WORK REQUEST: Check each line of the listing for the string "LoggerTest". Copy those where it appears.
-*-*-
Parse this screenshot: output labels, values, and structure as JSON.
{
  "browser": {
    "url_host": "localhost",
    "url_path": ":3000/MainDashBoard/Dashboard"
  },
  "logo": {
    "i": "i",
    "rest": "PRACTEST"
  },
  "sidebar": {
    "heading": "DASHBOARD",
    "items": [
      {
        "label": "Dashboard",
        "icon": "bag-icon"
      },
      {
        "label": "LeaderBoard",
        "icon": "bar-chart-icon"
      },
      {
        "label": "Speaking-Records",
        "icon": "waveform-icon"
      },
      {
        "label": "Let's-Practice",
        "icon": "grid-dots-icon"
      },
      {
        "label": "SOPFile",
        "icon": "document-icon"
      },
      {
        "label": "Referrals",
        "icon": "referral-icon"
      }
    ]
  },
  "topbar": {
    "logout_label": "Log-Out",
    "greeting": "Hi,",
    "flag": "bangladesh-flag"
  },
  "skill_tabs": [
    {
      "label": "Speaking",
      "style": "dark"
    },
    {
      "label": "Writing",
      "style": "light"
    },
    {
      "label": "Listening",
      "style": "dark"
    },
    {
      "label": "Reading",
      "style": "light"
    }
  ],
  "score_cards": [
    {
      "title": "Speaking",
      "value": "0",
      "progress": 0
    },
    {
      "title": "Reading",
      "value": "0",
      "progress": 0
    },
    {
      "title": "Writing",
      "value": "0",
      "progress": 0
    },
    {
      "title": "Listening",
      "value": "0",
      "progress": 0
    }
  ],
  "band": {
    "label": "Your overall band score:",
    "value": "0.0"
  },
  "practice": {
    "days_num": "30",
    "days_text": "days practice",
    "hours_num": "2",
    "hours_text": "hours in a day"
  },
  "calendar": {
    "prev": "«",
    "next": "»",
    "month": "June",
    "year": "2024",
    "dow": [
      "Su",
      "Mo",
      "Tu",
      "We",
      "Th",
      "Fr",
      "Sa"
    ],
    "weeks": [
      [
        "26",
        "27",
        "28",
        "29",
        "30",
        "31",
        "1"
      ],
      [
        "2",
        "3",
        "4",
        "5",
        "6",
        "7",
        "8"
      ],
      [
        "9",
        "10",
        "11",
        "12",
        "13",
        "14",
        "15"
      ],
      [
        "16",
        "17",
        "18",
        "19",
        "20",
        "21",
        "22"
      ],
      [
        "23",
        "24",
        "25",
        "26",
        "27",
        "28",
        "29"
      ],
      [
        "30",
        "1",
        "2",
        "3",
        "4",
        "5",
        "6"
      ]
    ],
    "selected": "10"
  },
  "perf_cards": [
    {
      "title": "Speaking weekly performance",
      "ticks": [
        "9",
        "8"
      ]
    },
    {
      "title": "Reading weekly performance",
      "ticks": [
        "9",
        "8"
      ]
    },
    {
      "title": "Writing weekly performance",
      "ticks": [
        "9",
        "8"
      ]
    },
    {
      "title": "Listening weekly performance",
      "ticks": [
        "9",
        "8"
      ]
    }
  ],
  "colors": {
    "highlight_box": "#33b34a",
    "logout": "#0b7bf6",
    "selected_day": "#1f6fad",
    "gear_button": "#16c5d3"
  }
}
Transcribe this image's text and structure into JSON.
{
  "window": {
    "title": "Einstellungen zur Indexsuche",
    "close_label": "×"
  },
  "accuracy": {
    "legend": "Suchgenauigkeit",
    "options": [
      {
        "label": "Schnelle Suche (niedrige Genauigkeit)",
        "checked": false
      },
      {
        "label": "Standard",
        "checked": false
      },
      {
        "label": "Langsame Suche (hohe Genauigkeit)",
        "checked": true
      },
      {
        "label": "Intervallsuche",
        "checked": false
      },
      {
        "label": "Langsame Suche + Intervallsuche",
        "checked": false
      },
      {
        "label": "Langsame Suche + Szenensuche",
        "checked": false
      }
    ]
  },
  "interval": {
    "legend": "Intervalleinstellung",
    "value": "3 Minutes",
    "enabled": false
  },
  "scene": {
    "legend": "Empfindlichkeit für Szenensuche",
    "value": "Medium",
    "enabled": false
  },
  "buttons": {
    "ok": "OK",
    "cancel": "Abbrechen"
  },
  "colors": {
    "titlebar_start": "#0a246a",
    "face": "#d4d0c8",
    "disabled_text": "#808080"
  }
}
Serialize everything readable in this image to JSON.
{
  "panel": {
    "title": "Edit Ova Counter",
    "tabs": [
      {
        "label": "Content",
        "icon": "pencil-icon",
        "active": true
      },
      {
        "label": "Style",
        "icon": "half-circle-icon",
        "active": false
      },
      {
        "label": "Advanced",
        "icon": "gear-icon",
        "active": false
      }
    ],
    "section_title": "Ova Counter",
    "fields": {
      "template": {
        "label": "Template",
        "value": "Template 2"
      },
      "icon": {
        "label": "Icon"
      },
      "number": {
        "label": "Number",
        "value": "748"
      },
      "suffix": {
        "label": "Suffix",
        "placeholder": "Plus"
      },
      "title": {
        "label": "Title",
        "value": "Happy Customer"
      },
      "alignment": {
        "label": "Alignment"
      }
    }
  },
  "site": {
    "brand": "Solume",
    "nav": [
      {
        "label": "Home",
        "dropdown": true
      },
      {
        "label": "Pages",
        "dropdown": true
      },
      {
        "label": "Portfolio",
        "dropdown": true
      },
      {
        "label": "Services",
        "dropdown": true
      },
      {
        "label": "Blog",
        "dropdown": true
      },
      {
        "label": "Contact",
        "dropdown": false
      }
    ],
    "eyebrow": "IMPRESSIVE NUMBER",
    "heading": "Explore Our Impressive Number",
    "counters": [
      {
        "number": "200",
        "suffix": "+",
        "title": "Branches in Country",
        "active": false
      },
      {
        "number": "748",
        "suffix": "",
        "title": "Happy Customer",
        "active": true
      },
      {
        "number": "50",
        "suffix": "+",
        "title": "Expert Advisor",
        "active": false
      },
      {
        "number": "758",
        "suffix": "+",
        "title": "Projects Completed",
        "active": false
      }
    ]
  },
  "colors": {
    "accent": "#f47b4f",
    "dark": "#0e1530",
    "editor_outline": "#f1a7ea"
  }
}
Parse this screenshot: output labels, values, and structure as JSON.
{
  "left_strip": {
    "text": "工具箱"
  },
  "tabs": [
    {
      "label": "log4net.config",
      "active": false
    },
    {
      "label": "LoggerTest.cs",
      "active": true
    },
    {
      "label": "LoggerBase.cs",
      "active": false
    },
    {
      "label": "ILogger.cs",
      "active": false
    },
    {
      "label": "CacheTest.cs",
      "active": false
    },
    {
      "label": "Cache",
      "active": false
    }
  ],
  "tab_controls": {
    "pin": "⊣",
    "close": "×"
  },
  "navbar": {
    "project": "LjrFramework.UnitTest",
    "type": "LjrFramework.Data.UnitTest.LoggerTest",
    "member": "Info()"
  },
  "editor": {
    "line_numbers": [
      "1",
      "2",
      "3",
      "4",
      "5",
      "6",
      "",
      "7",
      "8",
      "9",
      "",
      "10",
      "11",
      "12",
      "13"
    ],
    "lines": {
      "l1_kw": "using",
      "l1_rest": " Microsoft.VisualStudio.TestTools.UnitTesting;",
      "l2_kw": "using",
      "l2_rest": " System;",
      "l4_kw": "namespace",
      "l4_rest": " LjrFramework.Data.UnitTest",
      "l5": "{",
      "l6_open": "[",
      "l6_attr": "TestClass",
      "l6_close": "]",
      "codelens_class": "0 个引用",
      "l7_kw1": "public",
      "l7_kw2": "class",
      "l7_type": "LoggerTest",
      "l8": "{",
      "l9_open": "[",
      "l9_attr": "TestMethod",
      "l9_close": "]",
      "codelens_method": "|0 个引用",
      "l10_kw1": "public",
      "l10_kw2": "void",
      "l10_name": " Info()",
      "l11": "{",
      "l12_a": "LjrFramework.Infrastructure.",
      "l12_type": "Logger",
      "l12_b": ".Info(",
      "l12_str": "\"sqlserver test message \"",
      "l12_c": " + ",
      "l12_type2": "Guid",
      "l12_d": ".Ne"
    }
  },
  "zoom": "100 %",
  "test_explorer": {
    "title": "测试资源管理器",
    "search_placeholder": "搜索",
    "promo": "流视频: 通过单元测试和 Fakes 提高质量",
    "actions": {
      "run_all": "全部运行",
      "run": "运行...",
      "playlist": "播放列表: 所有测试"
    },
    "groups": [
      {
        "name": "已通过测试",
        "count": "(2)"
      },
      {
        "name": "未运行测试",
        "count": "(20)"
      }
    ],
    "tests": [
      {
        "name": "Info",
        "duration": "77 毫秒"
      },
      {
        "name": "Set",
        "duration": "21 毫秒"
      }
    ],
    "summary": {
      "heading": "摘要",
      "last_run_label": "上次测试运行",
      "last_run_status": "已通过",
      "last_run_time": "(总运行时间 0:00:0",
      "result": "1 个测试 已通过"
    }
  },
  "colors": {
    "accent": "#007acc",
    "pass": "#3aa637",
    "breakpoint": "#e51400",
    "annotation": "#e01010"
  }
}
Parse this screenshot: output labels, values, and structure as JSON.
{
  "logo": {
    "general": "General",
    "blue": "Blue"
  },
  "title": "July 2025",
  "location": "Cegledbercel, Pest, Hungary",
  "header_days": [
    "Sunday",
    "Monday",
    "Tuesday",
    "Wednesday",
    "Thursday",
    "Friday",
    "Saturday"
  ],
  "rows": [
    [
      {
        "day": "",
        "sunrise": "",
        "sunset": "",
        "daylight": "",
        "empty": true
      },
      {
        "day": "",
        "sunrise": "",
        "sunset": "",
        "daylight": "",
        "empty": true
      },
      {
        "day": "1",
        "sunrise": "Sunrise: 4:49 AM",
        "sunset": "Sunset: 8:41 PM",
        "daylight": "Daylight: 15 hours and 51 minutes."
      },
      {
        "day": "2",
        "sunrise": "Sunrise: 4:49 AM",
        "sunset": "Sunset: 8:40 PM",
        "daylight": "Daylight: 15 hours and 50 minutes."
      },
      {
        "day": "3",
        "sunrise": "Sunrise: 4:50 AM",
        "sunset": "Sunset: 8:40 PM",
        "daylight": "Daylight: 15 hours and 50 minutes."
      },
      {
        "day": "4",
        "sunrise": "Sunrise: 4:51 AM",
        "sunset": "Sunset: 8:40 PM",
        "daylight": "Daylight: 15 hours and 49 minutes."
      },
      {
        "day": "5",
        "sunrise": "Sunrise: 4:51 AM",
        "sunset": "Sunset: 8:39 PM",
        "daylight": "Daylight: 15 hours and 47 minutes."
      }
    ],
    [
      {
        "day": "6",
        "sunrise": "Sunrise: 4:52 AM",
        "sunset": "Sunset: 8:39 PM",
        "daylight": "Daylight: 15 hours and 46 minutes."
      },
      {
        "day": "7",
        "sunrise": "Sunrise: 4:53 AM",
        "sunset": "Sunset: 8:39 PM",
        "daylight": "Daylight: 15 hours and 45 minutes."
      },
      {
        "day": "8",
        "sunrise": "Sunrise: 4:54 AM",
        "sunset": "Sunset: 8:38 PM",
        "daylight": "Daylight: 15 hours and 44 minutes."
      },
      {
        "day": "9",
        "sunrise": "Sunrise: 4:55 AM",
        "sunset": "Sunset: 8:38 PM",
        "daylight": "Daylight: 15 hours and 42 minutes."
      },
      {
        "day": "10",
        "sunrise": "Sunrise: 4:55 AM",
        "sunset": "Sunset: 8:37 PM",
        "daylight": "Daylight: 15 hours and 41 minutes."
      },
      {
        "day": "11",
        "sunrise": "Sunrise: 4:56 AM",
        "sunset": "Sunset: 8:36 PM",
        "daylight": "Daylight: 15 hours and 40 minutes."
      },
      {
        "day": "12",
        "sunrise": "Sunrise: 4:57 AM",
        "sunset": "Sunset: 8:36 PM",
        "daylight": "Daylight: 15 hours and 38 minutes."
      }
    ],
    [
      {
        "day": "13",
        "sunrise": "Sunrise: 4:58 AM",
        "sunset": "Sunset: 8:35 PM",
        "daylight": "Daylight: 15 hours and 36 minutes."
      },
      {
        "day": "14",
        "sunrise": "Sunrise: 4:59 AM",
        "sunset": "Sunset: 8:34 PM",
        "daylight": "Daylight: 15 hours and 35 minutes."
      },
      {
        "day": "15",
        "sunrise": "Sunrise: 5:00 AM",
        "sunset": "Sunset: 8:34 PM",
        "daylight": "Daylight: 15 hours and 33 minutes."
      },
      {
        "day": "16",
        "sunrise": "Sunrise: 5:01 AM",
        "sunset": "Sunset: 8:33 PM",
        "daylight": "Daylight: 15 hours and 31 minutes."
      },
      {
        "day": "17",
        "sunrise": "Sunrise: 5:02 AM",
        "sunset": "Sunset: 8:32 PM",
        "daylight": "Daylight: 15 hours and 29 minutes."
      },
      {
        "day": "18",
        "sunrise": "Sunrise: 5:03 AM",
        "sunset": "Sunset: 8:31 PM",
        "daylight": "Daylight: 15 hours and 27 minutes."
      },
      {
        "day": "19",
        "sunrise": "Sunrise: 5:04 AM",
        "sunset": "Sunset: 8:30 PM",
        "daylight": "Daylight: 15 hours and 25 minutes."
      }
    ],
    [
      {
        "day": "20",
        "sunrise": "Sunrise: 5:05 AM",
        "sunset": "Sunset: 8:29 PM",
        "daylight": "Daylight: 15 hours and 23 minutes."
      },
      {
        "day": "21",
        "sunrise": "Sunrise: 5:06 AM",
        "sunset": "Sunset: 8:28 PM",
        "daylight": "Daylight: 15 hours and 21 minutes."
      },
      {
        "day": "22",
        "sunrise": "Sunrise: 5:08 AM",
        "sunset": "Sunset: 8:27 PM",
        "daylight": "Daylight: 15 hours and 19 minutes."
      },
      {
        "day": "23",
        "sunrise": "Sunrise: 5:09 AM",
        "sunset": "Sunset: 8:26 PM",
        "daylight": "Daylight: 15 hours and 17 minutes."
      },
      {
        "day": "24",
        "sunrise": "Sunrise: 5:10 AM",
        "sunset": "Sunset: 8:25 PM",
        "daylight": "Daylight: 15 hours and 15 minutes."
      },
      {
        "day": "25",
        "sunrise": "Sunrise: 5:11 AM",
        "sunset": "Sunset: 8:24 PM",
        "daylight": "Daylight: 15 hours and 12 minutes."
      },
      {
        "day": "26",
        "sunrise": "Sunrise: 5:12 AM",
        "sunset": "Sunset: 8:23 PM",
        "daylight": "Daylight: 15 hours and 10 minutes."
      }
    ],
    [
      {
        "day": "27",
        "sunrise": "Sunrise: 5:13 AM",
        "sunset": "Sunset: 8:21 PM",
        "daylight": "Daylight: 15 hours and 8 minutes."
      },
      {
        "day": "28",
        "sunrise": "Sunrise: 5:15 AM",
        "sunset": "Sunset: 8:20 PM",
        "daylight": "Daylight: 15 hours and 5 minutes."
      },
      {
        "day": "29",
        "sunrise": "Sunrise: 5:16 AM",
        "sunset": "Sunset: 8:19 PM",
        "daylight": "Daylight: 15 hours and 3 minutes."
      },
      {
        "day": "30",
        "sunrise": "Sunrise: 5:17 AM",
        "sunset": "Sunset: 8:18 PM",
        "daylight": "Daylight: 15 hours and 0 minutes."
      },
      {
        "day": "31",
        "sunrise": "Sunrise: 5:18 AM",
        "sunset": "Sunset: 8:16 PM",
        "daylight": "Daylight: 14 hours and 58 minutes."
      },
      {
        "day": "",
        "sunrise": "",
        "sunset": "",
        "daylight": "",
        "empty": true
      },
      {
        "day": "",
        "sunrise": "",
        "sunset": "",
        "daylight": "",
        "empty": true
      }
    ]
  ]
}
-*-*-
TASK OUTPUT:
      "label": "LoggerTest.cs",
    "type": "LjrFramework.Data.UnitTest.LoggerTest",
      "l7_type": "LoggerTest",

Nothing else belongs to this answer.